The most important security flaw addressed in PHP 5.6.11, 5.5.27 and 5.4.43 is the MySQL vulnerability dubbed BACKRONYM (Bad Authentication Causes Kritical Risk Over Networks, Yikes MySQL).
BACKRONYM is a TLS vulnerability affecting Oracle MySQL client libraries and forks such as MariaDB and Percona (CVE-2015-3152). The bug can be exploited by a man-in-the-middle (MitM) attacker to downgrade MySQL SSL/TLS connections, intercept database queries and results, and manipulate database contents.

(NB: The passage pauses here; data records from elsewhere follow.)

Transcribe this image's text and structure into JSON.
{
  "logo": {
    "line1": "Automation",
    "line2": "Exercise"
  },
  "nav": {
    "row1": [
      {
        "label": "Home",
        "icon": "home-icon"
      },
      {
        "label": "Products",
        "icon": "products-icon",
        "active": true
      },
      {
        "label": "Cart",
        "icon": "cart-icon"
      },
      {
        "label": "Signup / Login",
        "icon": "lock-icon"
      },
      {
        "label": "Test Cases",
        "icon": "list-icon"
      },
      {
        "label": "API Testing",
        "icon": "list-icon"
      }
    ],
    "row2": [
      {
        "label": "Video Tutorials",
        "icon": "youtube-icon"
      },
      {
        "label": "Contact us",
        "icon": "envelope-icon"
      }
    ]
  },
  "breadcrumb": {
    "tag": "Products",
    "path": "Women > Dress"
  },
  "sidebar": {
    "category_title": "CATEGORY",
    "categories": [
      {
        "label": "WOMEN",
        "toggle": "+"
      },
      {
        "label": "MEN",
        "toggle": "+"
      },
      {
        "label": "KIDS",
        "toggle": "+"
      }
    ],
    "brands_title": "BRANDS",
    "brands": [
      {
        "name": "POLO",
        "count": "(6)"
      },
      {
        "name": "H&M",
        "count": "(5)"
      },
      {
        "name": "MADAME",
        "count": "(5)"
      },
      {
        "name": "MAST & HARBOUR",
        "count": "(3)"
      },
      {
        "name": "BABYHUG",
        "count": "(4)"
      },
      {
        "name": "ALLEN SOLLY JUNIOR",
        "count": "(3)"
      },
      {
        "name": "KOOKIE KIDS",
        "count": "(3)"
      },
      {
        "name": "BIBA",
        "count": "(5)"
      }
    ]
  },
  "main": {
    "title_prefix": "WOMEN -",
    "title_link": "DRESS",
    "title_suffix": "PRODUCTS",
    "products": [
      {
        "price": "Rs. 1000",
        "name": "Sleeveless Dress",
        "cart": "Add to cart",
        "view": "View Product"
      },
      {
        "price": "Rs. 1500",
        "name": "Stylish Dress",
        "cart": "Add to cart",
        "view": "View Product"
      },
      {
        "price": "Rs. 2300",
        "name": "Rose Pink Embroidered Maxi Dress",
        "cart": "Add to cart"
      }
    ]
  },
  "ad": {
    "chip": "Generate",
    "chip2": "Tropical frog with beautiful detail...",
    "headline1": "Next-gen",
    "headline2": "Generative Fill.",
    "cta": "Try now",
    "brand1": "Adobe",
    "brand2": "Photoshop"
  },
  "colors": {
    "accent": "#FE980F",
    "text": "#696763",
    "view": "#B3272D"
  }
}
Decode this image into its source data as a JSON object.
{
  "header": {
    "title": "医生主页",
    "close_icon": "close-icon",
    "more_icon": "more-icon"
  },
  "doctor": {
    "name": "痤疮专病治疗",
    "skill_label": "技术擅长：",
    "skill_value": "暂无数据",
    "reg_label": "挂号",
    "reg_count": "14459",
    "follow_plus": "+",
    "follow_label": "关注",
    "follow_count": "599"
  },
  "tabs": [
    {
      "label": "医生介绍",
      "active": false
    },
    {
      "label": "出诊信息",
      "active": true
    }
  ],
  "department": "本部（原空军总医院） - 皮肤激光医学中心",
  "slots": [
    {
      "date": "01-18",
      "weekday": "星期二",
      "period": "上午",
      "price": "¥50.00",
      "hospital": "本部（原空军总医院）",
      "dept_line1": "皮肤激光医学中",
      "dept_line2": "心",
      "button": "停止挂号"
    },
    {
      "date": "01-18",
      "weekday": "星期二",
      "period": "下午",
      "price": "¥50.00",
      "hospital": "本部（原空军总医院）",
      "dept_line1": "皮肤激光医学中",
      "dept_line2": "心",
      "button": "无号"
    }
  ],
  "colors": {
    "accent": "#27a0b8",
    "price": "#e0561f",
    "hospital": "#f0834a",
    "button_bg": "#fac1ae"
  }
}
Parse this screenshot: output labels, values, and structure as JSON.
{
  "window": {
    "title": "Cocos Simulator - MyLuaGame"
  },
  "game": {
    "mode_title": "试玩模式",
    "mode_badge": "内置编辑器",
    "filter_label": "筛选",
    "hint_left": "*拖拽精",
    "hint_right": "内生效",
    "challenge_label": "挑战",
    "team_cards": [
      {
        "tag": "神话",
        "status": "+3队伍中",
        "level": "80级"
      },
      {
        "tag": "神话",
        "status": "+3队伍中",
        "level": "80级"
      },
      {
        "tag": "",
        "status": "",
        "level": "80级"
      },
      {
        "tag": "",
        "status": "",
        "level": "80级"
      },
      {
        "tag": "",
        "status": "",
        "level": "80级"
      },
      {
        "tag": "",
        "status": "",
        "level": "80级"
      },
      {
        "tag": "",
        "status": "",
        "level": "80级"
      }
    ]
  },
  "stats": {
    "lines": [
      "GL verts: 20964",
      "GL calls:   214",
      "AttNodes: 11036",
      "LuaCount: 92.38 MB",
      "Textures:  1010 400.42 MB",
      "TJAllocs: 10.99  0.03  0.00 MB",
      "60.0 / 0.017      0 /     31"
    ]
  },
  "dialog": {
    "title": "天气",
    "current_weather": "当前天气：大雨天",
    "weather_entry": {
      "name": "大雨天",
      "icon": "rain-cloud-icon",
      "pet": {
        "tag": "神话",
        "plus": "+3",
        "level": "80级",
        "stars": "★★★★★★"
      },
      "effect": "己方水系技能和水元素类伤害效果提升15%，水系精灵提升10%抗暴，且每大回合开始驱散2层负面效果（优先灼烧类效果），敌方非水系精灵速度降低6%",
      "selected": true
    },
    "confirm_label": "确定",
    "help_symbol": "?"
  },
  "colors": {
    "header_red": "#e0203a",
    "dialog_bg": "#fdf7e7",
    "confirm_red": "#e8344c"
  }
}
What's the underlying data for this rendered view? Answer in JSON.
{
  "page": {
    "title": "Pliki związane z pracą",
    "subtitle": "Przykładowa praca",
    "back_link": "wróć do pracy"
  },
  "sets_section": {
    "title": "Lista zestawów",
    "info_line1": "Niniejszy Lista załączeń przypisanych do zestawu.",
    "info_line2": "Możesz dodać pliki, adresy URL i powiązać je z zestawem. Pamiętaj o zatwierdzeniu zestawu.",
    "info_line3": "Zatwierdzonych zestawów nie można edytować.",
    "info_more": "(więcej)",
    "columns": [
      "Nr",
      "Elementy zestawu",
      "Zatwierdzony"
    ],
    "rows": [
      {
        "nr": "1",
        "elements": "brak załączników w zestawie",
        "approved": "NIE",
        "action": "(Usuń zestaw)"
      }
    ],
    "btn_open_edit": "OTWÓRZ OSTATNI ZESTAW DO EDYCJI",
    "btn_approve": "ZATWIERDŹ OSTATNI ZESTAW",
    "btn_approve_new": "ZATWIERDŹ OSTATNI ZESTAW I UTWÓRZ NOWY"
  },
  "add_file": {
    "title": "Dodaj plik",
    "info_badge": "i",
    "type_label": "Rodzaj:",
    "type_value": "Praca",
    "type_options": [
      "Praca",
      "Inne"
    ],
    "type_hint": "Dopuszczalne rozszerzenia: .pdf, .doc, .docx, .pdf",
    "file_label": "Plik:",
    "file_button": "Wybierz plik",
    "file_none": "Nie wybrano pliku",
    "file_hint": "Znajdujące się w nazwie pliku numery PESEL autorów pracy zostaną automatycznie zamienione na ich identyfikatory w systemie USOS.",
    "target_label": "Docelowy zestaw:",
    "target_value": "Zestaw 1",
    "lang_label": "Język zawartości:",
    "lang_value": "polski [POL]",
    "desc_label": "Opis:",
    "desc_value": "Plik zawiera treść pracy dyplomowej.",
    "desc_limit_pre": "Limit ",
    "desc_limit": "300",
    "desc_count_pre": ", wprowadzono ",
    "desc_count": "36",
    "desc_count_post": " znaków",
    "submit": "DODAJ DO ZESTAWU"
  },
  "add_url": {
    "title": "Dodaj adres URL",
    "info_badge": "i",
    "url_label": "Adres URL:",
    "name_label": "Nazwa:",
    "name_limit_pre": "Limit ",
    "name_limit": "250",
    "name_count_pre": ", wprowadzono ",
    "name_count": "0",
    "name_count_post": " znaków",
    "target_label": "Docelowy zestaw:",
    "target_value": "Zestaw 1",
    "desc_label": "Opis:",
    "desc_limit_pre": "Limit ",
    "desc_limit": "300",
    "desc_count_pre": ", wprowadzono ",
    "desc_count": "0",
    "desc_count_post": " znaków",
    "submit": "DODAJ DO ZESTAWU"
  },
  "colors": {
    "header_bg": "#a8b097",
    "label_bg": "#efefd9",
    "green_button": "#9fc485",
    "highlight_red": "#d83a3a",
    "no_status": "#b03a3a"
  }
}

The vulnerability, caused by the fact that the –ssl option does not enforce an effective SSL/TLS connection, was patched by Oracle in December 2013 with the release of MySQL 5.7.3. The problem is that MySQL 5.7.x is not a general availability release so most users still utilize the vulnerable 5.6 version.
The developers of PHP have patched BACKRONYM in the MySQL native driver for PHP (mysqlnd), the scripting language’s drop-in replacement for the MySQL Client Library.
In addition to this bug, PHP 5.6.11 patches four other security issues. One of the vulnerabilities is caused by the fact that the escapeshellcmd() and escapeshellarg() functions in PHP don’t treat “!” as a special character, potentially allowing an attacker to execute arbitrary code.
Other vulnerabilities patched in the latest version of PHP are a use-after-free in spl_recursive_it_move_forward_ex() and a use-after-free in sqlite3SafetyCheckSickOrOk().
Active support for PHP 5.4 ceased 9 months ago, but security support is still being provided until September 14, 2015. In the case of PHP 5.5, general support ended on July 10, but security fixes will be provided for another year.
On Friday, the PHP development team announced the availability of PHP 7.0.0 Beta 1, the third pre-release of the new PHP 7 major series.